University of Texas President Bill Powers said Thursday that the school has not reached out to Alabama's Nick Saban and no decision has been made on the future of Longhorns football coach Mack Brown _ or even a decision on whether any decision must be made.
"We don't have an answer" to those questions, Powers told the American-Statesman. "Mack's our coach. I haven't talked to him about the future. Nothing has happened. The team and he are concentrating on the Baylor game." Asked if Brown has told Powers that he wants to stay at Texas beyond his 16th season, Powers said, "That's for Mack to decide. I think he would (tell me)." Houston attorney Joe Jamail, one of Texas' biggest benefactors and Brown's personal friend and attorney, told the American-Statesman that Brown could decide to leave or stay, but won't reach his decision until the regular season is over. Jamail said Brown isn't leaning one way or the other.

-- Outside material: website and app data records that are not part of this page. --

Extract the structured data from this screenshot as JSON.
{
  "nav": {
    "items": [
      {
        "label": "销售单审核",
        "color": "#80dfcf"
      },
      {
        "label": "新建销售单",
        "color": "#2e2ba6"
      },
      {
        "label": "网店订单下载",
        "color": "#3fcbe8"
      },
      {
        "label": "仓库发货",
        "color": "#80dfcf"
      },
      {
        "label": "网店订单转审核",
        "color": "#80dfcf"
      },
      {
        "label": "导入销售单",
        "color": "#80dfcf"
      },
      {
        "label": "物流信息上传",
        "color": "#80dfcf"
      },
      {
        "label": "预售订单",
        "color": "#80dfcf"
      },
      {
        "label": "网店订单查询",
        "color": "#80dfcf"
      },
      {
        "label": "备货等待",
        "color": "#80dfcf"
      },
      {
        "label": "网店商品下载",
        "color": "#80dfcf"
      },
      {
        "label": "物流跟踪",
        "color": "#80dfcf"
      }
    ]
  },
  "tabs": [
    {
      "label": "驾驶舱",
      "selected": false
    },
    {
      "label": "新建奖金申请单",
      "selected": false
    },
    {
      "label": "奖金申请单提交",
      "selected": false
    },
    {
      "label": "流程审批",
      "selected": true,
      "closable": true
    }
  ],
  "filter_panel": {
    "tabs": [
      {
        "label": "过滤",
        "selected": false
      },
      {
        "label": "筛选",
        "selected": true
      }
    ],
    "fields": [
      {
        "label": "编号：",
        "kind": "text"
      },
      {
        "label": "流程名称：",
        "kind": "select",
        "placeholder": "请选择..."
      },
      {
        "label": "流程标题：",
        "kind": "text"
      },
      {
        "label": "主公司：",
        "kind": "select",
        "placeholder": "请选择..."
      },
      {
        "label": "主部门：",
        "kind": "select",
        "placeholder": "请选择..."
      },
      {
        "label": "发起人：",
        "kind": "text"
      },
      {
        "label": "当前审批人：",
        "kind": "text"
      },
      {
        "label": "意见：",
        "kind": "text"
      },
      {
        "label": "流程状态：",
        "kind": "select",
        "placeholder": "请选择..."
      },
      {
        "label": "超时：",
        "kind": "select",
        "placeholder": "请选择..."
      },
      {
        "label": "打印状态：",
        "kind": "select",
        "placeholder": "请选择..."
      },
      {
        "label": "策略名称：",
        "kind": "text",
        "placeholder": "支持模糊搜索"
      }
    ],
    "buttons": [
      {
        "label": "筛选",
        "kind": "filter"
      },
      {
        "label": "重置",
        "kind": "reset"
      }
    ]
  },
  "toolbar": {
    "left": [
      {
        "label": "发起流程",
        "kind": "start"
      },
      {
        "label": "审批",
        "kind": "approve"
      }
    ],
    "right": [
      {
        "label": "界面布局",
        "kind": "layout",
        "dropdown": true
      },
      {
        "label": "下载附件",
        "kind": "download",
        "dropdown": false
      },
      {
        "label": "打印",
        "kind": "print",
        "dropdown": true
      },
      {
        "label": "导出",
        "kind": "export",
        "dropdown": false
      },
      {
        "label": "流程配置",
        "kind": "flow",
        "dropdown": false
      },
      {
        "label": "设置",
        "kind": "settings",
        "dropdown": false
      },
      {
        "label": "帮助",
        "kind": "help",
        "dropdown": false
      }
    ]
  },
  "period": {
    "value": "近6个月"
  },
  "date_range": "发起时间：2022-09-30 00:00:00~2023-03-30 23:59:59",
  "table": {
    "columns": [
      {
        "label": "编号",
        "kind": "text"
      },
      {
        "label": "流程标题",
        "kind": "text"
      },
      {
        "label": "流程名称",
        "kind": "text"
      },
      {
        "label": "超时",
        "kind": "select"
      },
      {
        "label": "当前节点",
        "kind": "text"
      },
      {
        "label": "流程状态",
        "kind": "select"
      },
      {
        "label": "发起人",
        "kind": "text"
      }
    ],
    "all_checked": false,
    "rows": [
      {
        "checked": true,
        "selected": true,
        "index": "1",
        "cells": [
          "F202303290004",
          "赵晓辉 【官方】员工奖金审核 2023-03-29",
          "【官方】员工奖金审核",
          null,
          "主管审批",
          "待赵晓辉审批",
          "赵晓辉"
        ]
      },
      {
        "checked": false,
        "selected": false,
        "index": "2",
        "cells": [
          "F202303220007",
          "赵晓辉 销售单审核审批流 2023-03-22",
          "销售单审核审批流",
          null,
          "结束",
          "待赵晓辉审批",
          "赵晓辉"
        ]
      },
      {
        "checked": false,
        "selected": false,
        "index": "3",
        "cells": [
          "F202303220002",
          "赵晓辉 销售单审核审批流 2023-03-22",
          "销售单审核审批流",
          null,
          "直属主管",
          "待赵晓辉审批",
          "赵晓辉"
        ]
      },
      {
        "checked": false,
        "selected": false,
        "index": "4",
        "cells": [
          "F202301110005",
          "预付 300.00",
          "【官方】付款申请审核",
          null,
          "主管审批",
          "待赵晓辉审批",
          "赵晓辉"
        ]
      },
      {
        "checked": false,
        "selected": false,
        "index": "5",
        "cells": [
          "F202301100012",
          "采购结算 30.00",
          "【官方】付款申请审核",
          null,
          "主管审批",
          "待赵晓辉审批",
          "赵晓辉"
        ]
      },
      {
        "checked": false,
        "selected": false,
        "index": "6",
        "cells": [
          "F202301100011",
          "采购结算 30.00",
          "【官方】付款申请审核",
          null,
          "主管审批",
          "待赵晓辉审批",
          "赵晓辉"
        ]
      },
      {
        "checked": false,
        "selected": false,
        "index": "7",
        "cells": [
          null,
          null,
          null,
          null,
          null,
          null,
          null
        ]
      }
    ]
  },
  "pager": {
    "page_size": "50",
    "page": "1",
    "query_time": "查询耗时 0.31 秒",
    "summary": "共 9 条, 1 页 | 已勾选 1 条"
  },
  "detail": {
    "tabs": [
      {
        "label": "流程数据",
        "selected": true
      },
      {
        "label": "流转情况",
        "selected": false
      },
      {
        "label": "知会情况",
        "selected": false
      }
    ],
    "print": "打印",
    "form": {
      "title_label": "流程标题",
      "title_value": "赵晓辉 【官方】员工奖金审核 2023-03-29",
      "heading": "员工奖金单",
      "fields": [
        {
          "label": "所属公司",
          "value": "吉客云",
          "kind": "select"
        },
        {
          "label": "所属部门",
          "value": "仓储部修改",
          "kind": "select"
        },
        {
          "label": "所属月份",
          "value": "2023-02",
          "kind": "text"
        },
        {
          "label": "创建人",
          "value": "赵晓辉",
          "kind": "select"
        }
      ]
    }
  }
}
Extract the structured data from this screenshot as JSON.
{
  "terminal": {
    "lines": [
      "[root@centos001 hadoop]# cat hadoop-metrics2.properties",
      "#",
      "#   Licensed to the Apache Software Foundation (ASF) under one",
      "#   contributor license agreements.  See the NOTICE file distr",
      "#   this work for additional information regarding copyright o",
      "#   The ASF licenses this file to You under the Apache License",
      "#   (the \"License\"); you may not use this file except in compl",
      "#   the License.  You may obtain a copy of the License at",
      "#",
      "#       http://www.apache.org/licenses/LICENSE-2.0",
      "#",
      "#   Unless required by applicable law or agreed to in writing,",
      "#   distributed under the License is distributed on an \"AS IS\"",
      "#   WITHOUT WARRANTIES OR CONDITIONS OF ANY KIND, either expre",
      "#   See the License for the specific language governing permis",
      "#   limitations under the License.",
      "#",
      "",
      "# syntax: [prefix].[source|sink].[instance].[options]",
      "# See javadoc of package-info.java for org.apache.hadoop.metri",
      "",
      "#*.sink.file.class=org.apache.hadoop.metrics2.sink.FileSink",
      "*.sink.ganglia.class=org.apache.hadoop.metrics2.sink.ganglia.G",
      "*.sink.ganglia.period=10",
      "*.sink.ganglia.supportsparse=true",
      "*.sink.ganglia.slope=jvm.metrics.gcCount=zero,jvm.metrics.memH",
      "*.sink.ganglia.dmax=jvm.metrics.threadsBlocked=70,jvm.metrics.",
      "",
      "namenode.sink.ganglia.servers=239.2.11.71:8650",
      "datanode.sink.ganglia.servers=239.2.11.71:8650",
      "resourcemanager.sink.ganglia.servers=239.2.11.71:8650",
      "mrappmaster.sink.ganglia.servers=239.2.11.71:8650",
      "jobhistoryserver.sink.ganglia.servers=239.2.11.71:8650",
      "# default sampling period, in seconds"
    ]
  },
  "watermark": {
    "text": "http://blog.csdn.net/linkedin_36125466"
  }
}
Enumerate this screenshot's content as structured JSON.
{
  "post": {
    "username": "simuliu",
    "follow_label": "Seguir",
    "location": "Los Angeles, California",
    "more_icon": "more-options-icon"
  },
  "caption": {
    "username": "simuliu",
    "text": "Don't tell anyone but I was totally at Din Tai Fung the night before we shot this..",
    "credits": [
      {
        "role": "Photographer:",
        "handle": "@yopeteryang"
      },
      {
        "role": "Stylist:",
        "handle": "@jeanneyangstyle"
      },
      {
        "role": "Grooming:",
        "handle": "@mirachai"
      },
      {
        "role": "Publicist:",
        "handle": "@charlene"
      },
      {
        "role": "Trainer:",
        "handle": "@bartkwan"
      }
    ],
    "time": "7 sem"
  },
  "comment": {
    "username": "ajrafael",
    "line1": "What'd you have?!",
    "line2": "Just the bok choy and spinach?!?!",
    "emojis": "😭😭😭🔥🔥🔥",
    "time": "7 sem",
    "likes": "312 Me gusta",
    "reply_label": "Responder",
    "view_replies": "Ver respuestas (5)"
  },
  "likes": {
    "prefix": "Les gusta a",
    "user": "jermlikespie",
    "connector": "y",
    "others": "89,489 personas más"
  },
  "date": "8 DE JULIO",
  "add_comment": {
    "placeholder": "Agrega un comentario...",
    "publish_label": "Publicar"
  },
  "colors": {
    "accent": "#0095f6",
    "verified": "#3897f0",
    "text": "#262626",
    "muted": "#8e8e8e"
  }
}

Brown's contract, which pays him $5.4 million, runs through 2020.
Brown, Powers and new men's athletic director Steve Patterson are all going to New York City on Sunday for the National Football Foundation and alumni meetings. Jamail was supposed to go, but has a trial in Beaumont beginning Monday.
Asked if the ball is in Brown's court, Jamail said, "It is for sure. Mack has not made any kind of decision, and I know him better than anybody. If he thinks he's not any longer good for the University of Texas, he'll decide not to stay." The outcome of Saturday's Texas-Baylor game could well influence Brown's choice. Texas (8-3) faces Baylor (10-1) in Waco with the winner guaranteed to have no worse than a share of the Big 12 title. If Oklahoma upsets Oklahoma State on Saturday, the Texas-Baylor winner wins the league outright.
"I would guess that would have an effect on anybody," Jamail said. "If he wins, there's no point in even thinking about leaving. You've won the conference championship if our friends the Okies do their part. And if they don't, Texas would still wind up in the Cotton Bowl." On another matter of considerable recent interest, Powers totally debunked widespread reports on that Texas has decided to replace Brown with Saban.
"I've never met Nick Saban. I've never talked to Nick Saban. We have not hired Nick Saban," Powers said. "Mack's our coach, and I can say flatly that the rumors we have hired or come to an agreement with Nick Saban or even talked to him are false. The reports on the blogs are just wrong. I don't know where they get this stuff." Powers did acknowledge previous reports that a current Texas regent and a former regent spoke with Saban's agent, Jimmy Sexton, in January about the possibility that Saban could replace Brown. After that meeting, former regent Tom Hicks spoke to Brown about it, but Brown said he didn't want to retire.
"There was an outreach to his agent, and I exempt that from this discussion," Powers said. "Whatever happened then, happened. We don't have any plans one way or the other (to replace Brown). And we don't have an opening." Asked whether he is awaiting word from Brown on his future or whether any meeting would be held on that matter, Powers demurred. He acknowledged, however, that Patterson will play an important role in personnel matters, subject to approval by the university president and contractual approval by the UT System Board of Regents.
"I have not talked to Steve Patterson about that," Powers said, referring to any decisions regarding Brown. "He is the kind of person who comes in and evaluates and looks and gathers information and moves forward. I think he's still in learning mode." On another matter related to athletics, Powers said the university is in the early stages of considering where it might build a multi-purpose arena to replace the Frank Erwin Center, which is slated to be torn down several years from now to make way for an expanding medical school. It will be challenging to find a site within walking distance of campus and off-campus housing, he said.
But first he must grapple with the fluid situation involving his football coach.
"Mack really is upbeat," Jamail said. "And that's not a game. He's less stressful than I've seen the last five, six years. He has not decided what to do, I can tell you that for sure."